Get moving, be alert, as in The coach told the team they would have to look sharp if they wanted to win. This colloquial expression, dating from the early 1700s, originally meant "to keep a strict watch" but acquired its present sense in the early 1800s.
sharp as a tack
Also, sharp as a razor. Mentally acute. For example, She's very witty-she's sharp as a tack. These similes are also used literally to mean "having a keen cutting edge" and have largely replaced the earlier sharp as a needle or thorn. The first dates from about 1900, the variant from the mid-1800s.
Crafty or deceitful dealings, especially in business. For example, That firm's known for its sharp practice, so I'd rather not deal with them. This expression, first recorded in 1836, uses sharp in the combined sense of "mentally acute" and "cutting."
the sharp endmainly BRITISH
COMMON The sharp end of an activity or type of work is the part where the most difficulties or the hardest work are experienced. Crime prevention is now the sharp end of policing. Still only 28, Smith has been at the sharp end of activism for almost a decade. Note: In sailors' slang, the bow or front end of a ship is known as `the sharp end'.
a short, sharp shockBRITISH
A short, sharp shock is a punishment that is severe but only lasts for a short time. Many parents believe that a short sharp shock is at times necessary for naughty children.
all sharped up
mod. dressed up; looking sharp. Chuckie, my man, you are totally sharped up.

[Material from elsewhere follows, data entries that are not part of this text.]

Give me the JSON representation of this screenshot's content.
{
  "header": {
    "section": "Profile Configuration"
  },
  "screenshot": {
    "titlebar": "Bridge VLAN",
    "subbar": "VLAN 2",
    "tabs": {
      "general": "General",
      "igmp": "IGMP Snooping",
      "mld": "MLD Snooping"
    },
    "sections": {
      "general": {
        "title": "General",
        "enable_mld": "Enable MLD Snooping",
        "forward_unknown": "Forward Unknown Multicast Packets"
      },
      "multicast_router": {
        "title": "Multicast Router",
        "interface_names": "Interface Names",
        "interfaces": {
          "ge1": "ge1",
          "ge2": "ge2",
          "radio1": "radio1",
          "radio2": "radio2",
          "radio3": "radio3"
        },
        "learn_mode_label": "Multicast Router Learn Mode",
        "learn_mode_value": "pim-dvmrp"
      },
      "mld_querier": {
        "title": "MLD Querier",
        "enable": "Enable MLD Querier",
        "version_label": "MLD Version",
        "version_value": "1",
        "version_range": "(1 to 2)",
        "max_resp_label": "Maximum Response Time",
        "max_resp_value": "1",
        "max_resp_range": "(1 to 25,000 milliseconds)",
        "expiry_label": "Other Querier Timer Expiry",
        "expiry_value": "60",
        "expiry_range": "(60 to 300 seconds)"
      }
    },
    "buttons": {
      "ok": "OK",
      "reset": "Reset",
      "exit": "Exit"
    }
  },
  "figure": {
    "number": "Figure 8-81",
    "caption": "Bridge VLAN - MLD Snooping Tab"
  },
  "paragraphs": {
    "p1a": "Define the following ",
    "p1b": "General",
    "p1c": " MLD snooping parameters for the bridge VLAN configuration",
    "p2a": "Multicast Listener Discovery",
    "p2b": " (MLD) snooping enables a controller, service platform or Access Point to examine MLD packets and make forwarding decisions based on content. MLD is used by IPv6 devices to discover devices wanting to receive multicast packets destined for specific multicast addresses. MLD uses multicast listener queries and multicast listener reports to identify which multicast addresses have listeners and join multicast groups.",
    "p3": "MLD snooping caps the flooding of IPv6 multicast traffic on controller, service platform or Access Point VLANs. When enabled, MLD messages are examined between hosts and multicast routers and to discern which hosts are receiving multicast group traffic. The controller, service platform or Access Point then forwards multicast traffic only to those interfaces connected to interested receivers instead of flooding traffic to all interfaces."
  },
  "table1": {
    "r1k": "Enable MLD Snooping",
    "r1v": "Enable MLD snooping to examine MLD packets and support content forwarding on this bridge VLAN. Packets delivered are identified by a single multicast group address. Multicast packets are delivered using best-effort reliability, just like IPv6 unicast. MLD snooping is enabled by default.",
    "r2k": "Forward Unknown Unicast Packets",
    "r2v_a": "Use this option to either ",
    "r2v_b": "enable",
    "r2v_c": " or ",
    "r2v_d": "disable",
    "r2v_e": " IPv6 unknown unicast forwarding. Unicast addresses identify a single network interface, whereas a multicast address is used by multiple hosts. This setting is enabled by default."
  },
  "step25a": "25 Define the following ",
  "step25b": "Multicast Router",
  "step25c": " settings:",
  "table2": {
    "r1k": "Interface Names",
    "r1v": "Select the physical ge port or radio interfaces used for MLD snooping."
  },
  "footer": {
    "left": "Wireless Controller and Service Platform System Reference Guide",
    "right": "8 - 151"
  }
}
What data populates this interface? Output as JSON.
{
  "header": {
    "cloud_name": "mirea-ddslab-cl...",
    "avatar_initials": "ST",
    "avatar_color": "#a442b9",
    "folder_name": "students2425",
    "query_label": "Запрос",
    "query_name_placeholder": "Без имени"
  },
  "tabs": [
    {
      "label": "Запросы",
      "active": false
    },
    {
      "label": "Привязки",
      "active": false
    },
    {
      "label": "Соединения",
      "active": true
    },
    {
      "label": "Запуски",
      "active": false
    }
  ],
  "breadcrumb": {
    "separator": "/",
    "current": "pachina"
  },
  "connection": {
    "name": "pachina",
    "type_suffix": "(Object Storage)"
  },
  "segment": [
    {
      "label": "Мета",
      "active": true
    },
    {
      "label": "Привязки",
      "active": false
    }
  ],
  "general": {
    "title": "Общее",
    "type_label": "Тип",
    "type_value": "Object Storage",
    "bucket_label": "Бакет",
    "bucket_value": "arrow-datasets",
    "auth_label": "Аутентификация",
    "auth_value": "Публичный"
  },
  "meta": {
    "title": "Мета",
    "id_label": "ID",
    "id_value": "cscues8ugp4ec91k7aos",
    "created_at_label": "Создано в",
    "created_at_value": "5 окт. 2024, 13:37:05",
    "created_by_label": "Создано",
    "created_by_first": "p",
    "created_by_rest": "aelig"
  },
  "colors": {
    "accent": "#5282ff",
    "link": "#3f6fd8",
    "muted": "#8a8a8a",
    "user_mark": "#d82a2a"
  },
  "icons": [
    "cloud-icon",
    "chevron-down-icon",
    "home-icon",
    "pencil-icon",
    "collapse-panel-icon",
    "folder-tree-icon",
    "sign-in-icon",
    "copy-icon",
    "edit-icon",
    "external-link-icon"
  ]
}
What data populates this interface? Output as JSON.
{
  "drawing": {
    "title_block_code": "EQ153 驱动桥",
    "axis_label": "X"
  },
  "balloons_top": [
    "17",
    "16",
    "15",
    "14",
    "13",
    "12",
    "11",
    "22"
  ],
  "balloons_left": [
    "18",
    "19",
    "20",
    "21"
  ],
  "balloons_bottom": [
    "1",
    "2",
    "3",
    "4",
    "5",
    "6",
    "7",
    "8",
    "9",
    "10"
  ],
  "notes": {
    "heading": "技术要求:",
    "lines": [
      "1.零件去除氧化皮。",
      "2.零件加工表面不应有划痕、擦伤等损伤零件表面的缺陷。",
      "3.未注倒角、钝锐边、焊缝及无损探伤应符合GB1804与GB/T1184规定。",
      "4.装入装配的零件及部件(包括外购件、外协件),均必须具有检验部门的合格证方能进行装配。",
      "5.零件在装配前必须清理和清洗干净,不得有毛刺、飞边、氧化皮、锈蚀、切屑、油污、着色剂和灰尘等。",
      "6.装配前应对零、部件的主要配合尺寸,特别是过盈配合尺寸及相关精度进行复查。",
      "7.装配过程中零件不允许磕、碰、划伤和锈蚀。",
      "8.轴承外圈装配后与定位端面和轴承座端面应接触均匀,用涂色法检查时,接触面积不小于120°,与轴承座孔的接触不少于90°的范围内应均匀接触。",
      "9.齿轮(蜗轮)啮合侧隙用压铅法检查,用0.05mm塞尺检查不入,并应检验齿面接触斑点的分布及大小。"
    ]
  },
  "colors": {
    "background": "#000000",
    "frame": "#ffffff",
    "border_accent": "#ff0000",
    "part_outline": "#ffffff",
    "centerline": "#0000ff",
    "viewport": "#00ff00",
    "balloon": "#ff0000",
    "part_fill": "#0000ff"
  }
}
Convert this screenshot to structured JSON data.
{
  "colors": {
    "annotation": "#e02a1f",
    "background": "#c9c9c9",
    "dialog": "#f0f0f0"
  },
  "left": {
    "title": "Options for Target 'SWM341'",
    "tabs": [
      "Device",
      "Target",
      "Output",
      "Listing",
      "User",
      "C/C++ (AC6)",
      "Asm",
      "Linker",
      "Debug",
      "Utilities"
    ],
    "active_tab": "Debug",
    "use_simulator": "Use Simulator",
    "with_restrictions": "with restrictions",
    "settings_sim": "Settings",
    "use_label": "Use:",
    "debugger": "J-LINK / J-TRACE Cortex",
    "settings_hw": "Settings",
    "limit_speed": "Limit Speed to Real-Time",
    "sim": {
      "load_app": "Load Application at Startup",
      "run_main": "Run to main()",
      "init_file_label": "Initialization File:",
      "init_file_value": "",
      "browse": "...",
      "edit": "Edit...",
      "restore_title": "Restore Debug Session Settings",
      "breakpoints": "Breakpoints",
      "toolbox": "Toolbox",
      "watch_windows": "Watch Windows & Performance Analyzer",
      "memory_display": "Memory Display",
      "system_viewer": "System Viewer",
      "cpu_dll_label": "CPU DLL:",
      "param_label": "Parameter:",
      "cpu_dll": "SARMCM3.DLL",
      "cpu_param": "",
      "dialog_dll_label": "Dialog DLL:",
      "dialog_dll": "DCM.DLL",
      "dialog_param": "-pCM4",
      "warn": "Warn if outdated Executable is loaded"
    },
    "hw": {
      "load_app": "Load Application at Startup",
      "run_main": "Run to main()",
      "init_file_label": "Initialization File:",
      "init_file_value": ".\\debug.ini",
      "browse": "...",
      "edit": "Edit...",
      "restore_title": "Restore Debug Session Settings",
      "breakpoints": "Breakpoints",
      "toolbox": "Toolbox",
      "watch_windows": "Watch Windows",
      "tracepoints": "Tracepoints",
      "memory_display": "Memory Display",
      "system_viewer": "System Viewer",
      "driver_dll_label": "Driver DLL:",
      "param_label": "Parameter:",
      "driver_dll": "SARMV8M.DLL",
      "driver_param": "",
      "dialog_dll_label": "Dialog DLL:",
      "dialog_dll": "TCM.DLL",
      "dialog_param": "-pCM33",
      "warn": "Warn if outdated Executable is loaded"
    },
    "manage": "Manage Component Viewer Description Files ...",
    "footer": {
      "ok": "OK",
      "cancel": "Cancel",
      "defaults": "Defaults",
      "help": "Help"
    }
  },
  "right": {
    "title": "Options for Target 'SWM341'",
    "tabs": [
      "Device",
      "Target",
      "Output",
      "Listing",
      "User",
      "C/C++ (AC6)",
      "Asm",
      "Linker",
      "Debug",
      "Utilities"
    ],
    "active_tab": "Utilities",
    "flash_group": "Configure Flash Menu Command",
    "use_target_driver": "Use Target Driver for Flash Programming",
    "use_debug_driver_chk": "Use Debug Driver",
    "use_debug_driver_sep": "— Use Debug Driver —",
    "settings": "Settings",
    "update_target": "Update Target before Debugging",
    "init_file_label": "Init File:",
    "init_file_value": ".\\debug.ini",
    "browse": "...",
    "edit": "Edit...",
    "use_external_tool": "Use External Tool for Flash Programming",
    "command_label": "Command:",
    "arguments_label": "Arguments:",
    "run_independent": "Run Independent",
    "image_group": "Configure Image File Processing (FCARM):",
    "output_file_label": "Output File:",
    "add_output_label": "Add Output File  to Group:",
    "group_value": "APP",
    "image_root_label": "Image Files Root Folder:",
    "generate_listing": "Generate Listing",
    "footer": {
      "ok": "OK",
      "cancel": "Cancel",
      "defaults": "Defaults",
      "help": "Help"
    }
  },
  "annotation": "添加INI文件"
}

1. mod. clever; intelligent. She’s sharp enough to see right through everything you say.
2. mod. good-looking; well-dressed. That’s a sharp set of wheels you got there.